Interview with Abraham Lewis
It is easy to see why Abraham Lewis has attracted the label of ‘rising star’. Just a year after putting on A Level Playing Field in a small London theatre, he found himself acting alongside Nicole Kidman in the Hollywood film How to Talk to Girls at Parties and cast in the Sky Atlantic series Guerrilla alongside Idris Elba, Freida Pinto and Rory Kinnear, to name a few.
At just 21, his acting career is already way off the ground, but, with a contagious enthusiasm for what he does, and a conscious rejection of egotism, it is safe to say that he has not been swept up in a Hollywood bubble; “film making is such a collaborative process and when you’re surrounded by people who are amazing at what they do, their passion rubs off on you. Right from make-up, to costume, to the unit car drivers, everyone’s a cog in this big machine, and it reminded me never to have an ego about anything […] and to just enjoy the experience of 100 people coming together to make something.”
His striking self-awareness is compounded by thoughtfulness about his own development as an actor. His – somewhat varied – experience on the stage, in film and on TV has allowed him to throw himself out of his comfort zone, and into situations where he can constantly develop; “I think, in a way, it’s quite healthy not to be satisfied. The actors that I admire the most are always the ones that want to keep learning, developing and working hard”. It’s obvious that the people he looks up to, including those in his family, are a huge foundation for which to shape his attitudes to his job; “I’m lucky because my Grandfather was an actor and my parents are actors and they’ve given me a perspective that has really been invaluable.”
A fascination with human experiences and stories is at least a part of the reason why he is always seeking new challenges and opportunities to develop; “you can take lessons from so many different parts of life and apply them to acting, and you can take so many different lessons from acting and apply them to life.” His latest film job has clearly given him the opportunity to dive into social and political contexts. Pond Life is set in a South Yorkshire mining town, just as the coal industry is privatised and Tony Blair becomes leader of the Labour Party. Although primarily character driven, focusing on a group of young friends, Abraham felt it important to do his research; “I met a poet who was from one of the towns that we were filming in, and he told me some of the stories of the community that haven’t been told or reported by the press, and how divisions that were made still exist today. I really wanted to try and do that justice […] you get this sense that people feel really abandoned”.

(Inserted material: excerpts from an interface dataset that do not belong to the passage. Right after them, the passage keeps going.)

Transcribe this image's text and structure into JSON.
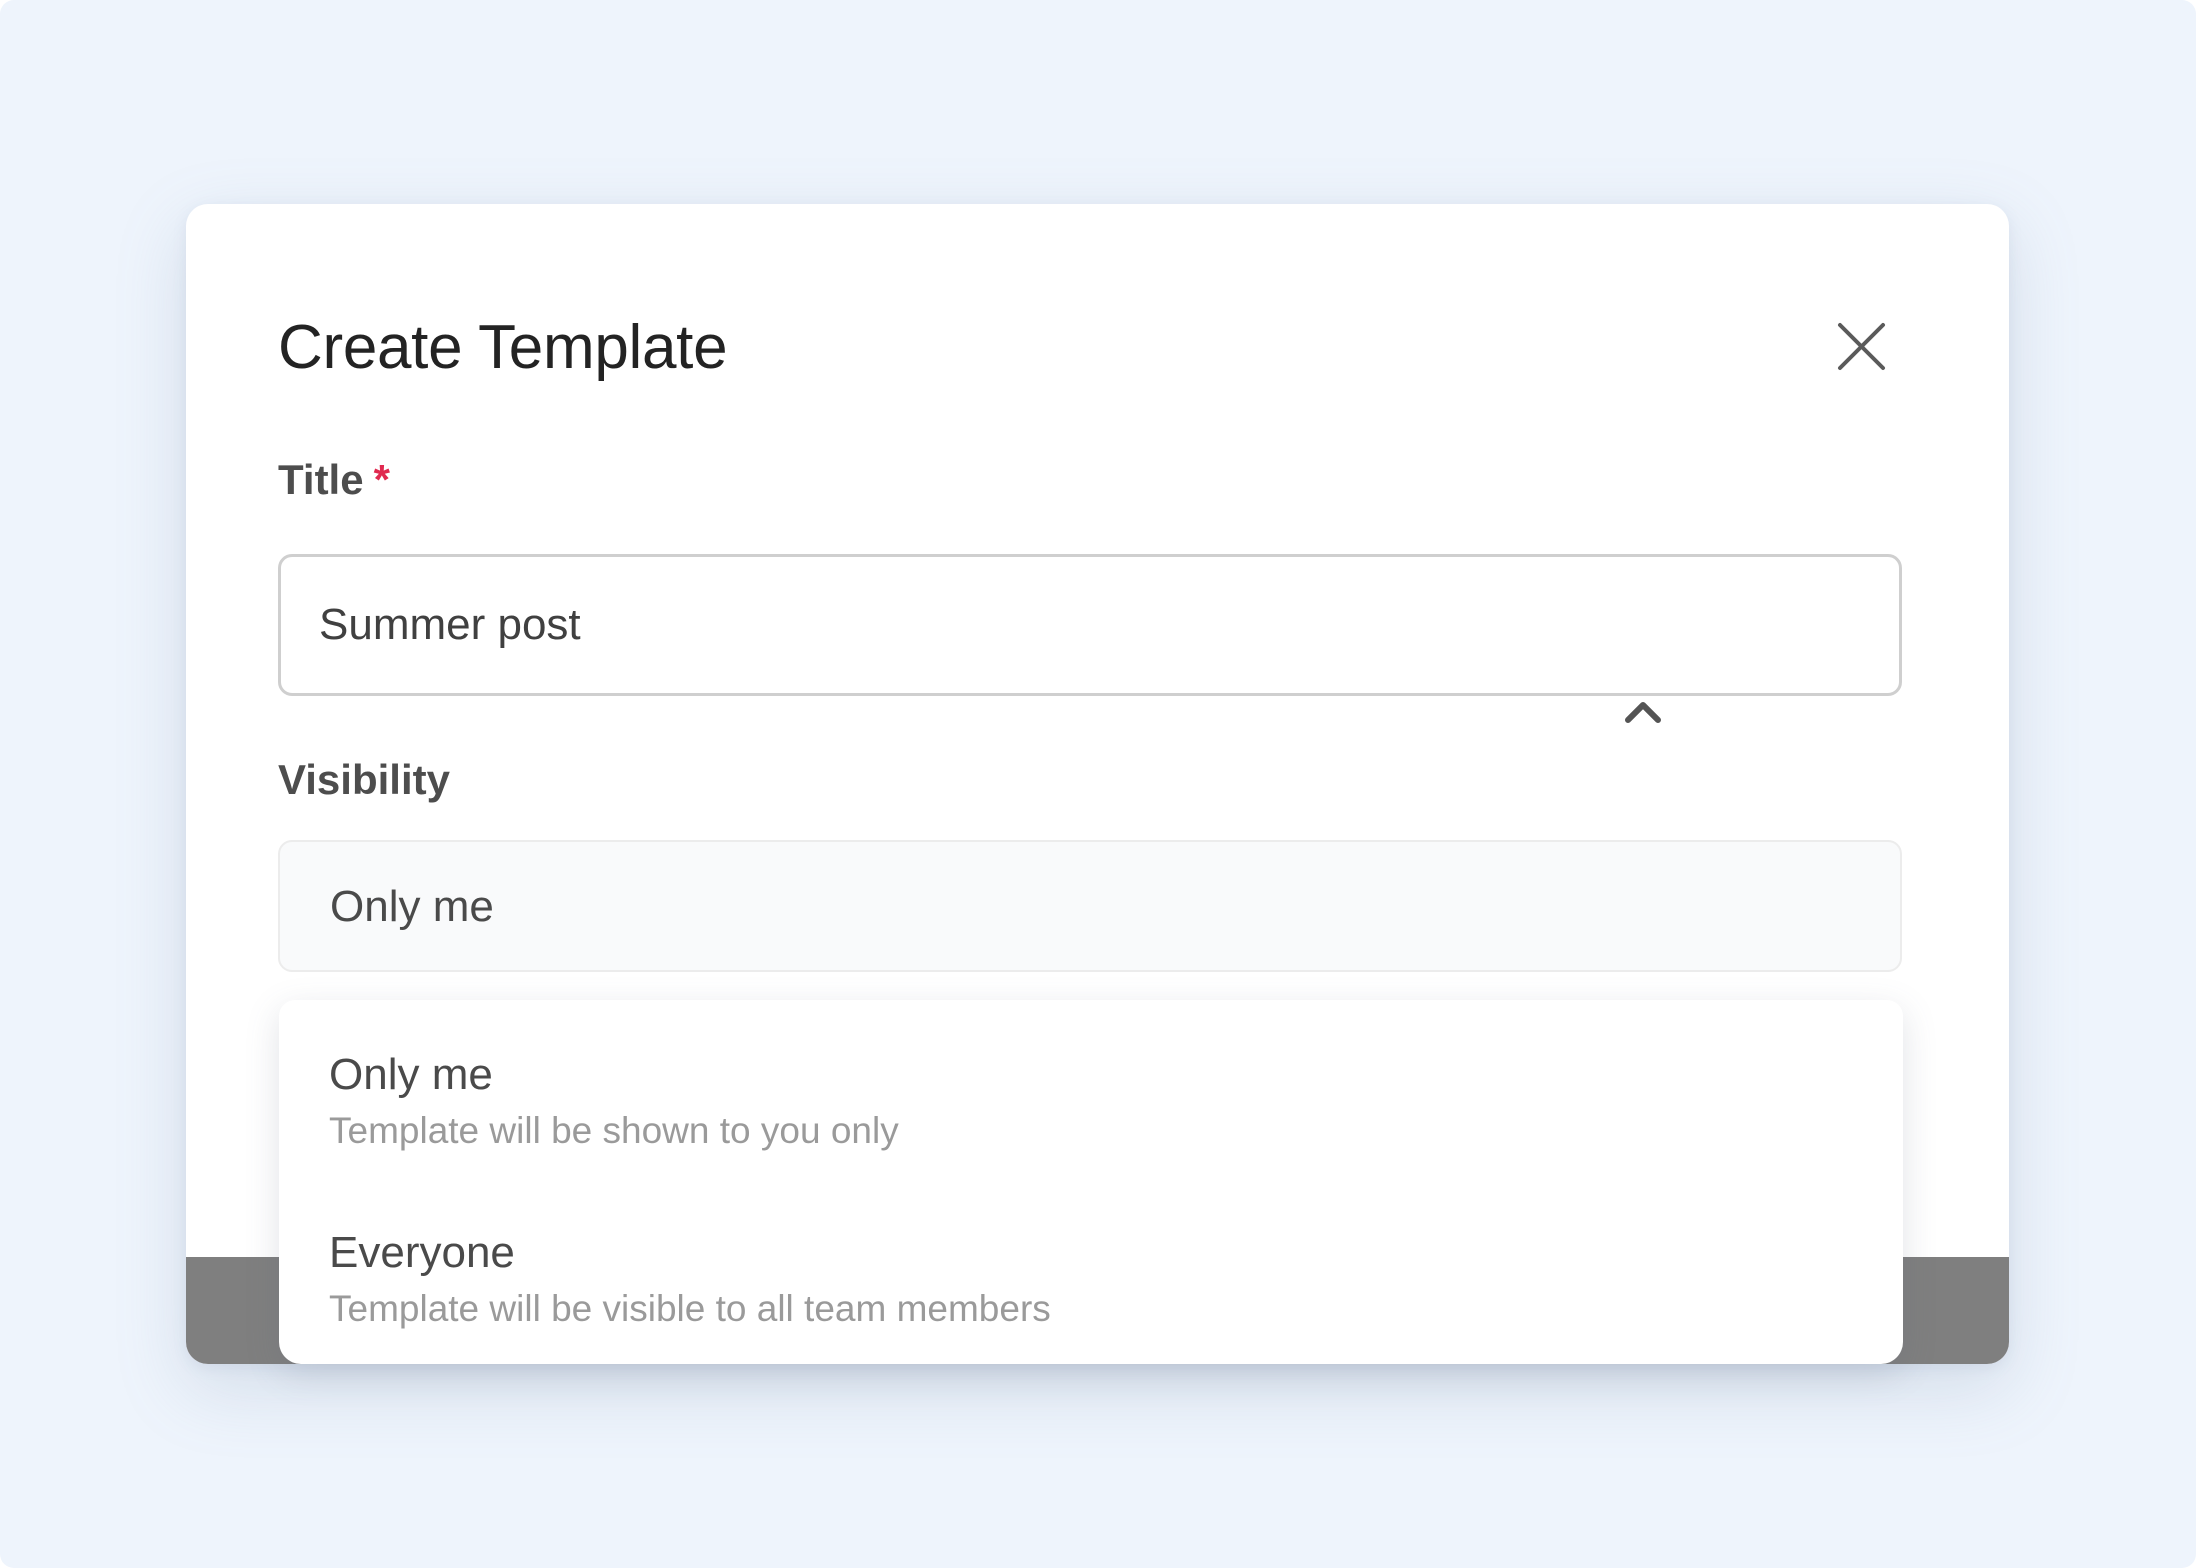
{
  "modal": {
    "title": "Create Template",
    "close_icon": "close-icon"
  },
  "fields": {
    "title": {
      "label": "Title",
      "required_marker": "*",
      "value": "Summer post"
    },
    "visibility": {
      "label": "Visibility",
      "selected": "Only me",
      "toggle_icon": "chevron-up-icon",
      "options": [
        {
          "label": "Only me",
          "description": "Template will be shown to you only"
        },
        {
          "label": "Everyone",
          "description": "Template will be visible to all team members"
        }
      ]
    }
  },
  "colors": {
    "backdrop": "#eef4fc",
    "required": "#e0294f",
    "footer_overlay": "#7f7f7f",
    "select_background": "#f9fafb"
  }
}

When defining the success of the productions he is a part of, he doesn’t seem to feel the pressure of media and public perception; “With everything you never know and it could go one way or the other – it’s most important to do it for yourself and not to worry about what everyone else thinks of it. As long as a film finds its audience, that’s all it needs.”
So, what’s next for Abraham Lewis? It is clear that a desire to gain new experiences, get better at what he does and meet new people is at the centre of everything for him. On asking him what he hopes to do in the future, he simply says, “as long as the script is good and the people around it are great, I’m in 100%.”
Interview and words by Charlie Shepherd for SID Magazine Issue 13 (Fall/Winter 2017), all information correct at the time of print.
Abraham Lewis photographed by Markus Lambert, styled by Sylvester Yiu.